The rate on 30-year loan soared from 3.93 percent last week to 4.46 percent this week — the biggest one-week jump in 26 years.
The effect on buyers' wallets in just the past two months is striking.
A buyer who locked in a 3.35 percent rate in early May on a $200,000 mortgage would pay $881 a month, according to Bankrate.com. The same mortgage at a 4.46 percent rate would run $1,008 a month.
The difference: $127 more a month, or $45,720 over the lifetime of the loan. Those figures don't include taxes, insurance or initial down payments.
Jed Kolko, chief economist at Trulia, a real estate data analysis firm, thinks many would-be buyers will start to take note.
“Some buyers will reconsider jumping into the market; others will speed up their (home) purchases before rates go higher,” Kolko said.
The rate hike occurs at a critical time. Low mortgage rates have helped fuel a housing recovery that has kept the economy growing modestly despite higher taxes and steep federal spending cuts.
In May, completed sales of previously occupied homes surpassed the 5 million mark for the first time in 3½ years. And those sales could rise further in June because the number of people who signed contracts to buy homes rose last month to the highest level since December 2006. There's generally a one- to two-month lag between a signed contract and a completed sale.
Greater demand, along with a tight supply of homes for sale, has driven up home prices. It's led to more home construction, which has spurred more jobs and contributed to economic growth.
Show commenting policy
TribLive commenting policy
You are solely responsible for your comments and by using TribLive.com you agree to our Terms of Service.
We moderate comments. Our goal is to provide substantive commentary for a general readership. By screening submissions, we provide a space where readers can share intelligent and informed commentary that enhances the quality of our news and information.
While most comments will be posted if they are on-topic and not abusive, moderating decisions are subjective. We will make them as carefully and consistently as we can. Because of the volume of reader comments, we cannot review individual moderation decisions with readers.
We value thoughtful comments representing a range of views that make their point quickly and politely. We make an effort to protect discussions from repeated comments either by the same reader or different readers.
We follow the same standards for taste as the daily newspaper. A few things we won't tolerate: personal attacks, obscenity, vulgarity, profanity (including expletives and letters followed by dashes), commercial promotion, impersonations, incoherence, proselytizing and SHOUTING. Don't include URLs to Web sites.
We do not edit comments. They are either approved or deleted. We reserve the right to edit a comment that is quoted or excerpted in an article. In this case, we may fix spelling and punctuation.

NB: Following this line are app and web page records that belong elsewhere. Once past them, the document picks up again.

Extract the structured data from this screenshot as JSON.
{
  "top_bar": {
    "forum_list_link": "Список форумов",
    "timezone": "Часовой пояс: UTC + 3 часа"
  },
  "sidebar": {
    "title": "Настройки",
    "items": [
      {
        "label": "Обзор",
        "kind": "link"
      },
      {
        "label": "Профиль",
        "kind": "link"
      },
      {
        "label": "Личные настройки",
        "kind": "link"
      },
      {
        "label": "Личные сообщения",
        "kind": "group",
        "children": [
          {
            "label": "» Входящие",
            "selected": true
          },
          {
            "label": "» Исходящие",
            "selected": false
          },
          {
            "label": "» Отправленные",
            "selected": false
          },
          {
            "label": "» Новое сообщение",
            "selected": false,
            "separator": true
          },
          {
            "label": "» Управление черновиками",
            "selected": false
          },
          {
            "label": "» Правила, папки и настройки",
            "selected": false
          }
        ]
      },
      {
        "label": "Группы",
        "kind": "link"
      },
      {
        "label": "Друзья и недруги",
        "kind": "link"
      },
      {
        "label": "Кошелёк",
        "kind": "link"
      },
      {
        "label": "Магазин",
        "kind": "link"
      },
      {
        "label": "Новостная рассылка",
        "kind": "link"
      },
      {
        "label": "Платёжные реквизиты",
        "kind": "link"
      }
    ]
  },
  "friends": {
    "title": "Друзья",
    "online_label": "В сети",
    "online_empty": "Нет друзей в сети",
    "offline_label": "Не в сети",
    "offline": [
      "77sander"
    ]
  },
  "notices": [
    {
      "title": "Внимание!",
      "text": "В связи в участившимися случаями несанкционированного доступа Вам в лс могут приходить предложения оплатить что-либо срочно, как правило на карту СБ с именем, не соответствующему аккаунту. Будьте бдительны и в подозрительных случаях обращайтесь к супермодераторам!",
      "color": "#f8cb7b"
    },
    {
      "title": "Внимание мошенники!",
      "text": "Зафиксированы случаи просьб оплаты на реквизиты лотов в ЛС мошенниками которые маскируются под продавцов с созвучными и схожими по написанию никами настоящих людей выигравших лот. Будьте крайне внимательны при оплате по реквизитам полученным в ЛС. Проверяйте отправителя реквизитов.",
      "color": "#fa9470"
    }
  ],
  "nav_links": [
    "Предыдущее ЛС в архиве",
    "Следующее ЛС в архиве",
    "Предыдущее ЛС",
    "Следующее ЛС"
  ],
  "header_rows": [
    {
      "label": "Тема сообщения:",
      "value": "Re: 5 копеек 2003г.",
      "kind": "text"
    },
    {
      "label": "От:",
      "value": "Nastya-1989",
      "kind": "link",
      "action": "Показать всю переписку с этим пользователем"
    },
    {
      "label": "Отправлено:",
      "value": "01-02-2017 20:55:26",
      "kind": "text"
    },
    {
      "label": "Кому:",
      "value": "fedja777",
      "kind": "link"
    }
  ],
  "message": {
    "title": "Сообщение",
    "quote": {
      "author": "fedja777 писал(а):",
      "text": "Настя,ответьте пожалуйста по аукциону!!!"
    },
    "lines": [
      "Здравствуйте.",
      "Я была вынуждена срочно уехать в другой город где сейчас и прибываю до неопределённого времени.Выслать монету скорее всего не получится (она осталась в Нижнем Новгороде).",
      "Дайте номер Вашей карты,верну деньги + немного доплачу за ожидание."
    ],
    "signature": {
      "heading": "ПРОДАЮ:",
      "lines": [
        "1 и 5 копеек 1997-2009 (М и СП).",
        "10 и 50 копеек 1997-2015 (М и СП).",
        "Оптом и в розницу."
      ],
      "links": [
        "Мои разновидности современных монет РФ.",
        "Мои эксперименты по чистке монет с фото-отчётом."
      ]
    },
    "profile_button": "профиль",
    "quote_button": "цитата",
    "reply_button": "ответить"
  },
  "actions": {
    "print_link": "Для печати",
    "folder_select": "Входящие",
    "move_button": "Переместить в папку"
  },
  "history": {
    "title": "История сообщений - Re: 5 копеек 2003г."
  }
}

We welcome strong opinions and criticism of our work, but we don't want comments to become bogged down with discussions of our policies and we will moderate accordingly.
We appreciate it when readers and people quoted in articles or blog posts point out errors of fact or emphasis and will investigate all assertions. But these suggestions should be sent via e-mail. To avoid distracting other readers, we won't publish comments that suggest a correction. Instead, corrections will be made in a blog post or in an article.
- Shareholder vote causes ATI to review executive pay packages
- Murray, Alpha notify West Virginia coal miners of layoffs
- Look for 1st rate hike this year, Yellen says
- Cheap oil can hurt economy
- 5 battles the ’16 Camaro needs to win
- Wal-Mart presses meat, egg suppliers on antibiotics, animal treatment
- Developer hopes to make Allegheny Center a tech hub
- Low price sparks sales run
- Pa. sees widespread job gains; jobless rate holds at 5.3%
- Consumer prices rose in April for 3rd straight month
- Electric versions of Asian rickshaw paves their way into U.S. market